TASK PROMPT — Your output should be one number, which is how many lines in the material contain "Test".

★ ★ ★

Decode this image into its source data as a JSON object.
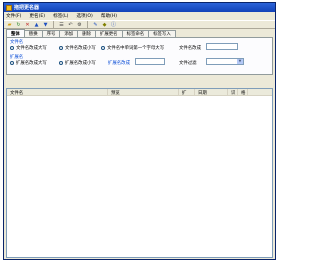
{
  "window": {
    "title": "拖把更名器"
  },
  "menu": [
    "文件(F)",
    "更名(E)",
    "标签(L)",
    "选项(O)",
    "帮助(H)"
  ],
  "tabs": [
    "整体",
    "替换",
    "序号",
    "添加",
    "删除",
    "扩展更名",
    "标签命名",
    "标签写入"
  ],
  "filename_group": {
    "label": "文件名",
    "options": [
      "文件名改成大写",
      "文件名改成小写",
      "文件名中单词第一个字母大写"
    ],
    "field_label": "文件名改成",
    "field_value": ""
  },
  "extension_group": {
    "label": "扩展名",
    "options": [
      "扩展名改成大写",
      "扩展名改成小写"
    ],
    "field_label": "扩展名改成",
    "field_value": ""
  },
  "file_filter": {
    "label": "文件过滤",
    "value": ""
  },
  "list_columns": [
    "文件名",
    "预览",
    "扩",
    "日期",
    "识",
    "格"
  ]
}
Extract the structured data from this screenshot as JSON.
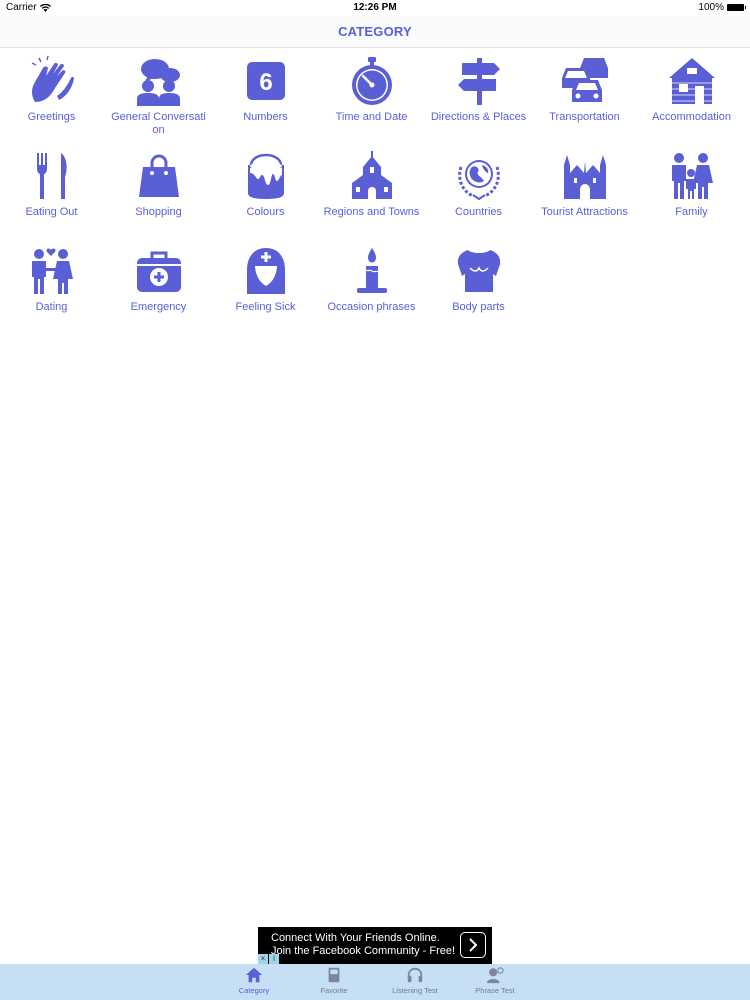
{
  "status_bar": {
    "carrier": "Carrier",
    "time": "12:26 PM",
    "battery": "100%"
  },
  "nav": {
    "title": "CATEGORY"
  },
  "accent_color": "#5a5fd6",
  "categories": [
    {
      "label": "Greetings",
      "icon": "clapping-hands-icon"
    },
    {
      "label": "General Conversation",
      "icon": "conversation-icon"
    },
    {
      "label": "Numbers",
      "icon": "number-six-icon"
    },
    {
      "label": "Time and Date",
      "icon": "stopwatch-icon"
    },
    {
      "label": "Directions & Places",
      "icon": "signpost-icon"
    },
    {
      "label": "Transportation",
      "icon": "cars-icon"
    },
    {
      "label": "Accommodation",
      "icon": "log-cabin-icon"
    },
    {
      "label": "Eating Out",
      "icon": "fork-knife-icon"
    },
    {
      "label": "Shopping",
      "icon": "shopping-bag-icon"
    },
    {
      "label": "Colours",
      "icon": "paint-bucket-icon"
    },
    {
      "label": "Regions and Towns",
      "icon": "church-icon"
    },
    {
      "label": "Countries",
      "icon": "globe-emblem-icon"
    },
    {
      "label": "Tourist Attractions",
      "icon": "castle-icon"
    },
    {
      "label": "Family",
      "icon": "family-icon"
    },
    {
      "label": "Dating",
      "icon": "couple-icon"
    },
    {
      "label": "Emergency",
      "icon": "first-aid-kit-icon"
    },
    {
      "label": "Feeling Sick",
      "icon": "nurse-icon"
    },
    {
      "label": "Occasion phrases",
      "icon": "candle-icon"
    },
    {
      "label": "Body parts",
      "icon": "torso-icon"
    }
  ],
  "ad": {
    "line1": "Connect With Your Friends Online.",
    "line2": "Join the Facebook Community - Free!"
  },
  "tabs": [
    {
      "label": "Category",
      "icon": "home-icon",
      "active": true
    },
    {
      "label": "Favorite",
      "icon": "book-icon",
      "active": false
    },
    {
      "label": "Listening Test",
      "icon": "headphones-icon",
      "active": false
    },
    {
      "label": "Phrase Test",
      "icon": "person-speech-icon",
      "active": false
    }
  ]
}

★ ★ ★

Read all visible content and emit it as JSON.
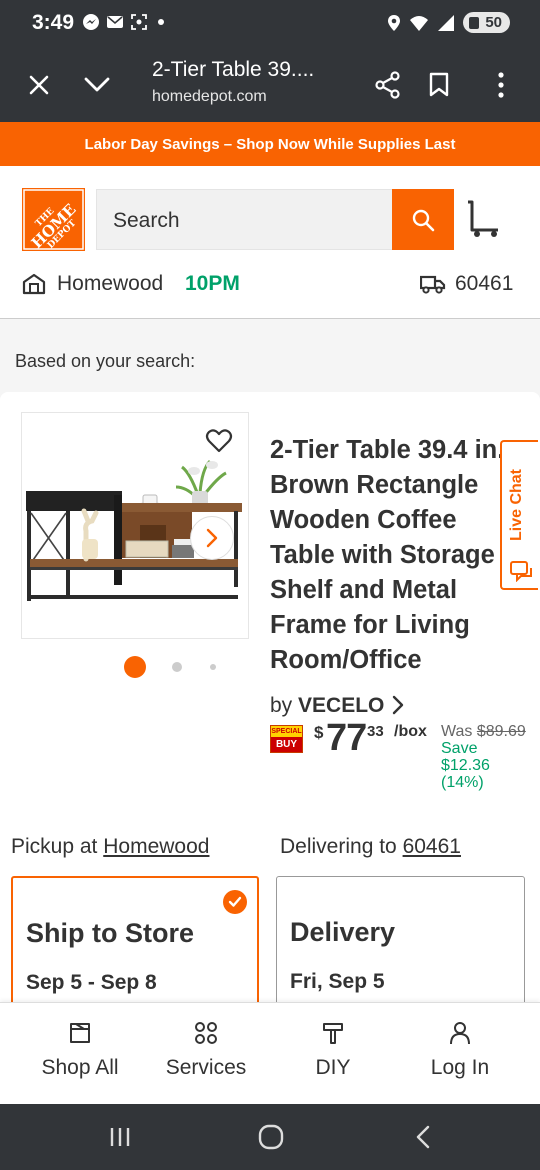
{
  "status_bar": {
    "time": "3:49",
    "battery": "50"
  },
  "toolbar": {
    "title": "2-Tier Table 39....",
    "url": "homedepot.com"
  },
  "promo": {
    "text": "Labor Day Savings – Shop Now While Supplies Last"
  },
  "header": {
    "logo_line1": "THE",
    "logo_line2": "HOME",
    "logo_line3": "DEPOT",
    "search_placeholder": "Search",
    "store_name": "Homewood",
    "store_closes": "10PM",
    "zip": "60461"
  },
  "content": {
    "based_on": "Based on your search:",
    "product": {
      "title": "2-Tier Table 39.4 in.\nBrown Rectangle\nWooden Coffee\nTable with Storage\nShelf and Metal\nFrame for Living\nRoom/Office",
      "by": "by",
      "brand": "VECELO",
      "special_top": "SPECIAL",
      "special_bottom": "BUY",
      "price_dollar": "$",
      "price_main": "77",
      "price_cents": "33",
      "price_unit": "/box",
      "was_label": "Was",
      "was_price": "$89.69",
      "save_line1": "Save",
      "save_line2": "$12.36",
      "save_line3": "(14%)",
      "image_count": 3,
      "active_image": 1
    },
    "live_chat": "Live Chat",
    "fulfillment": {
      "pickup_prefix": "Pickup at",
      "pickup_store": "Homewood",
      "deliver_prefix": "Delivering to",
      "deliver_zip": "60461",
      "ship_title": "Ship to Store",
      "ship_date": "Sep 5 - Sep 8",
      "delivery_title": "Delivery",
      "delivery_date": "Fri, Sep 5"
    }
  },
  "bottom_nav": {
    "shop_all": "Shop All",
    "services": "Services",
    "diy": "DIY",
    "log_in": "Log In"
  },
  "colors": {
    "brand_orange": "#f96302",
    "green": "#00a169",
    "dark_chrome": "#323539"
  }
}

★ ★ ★

SOLUTION — 2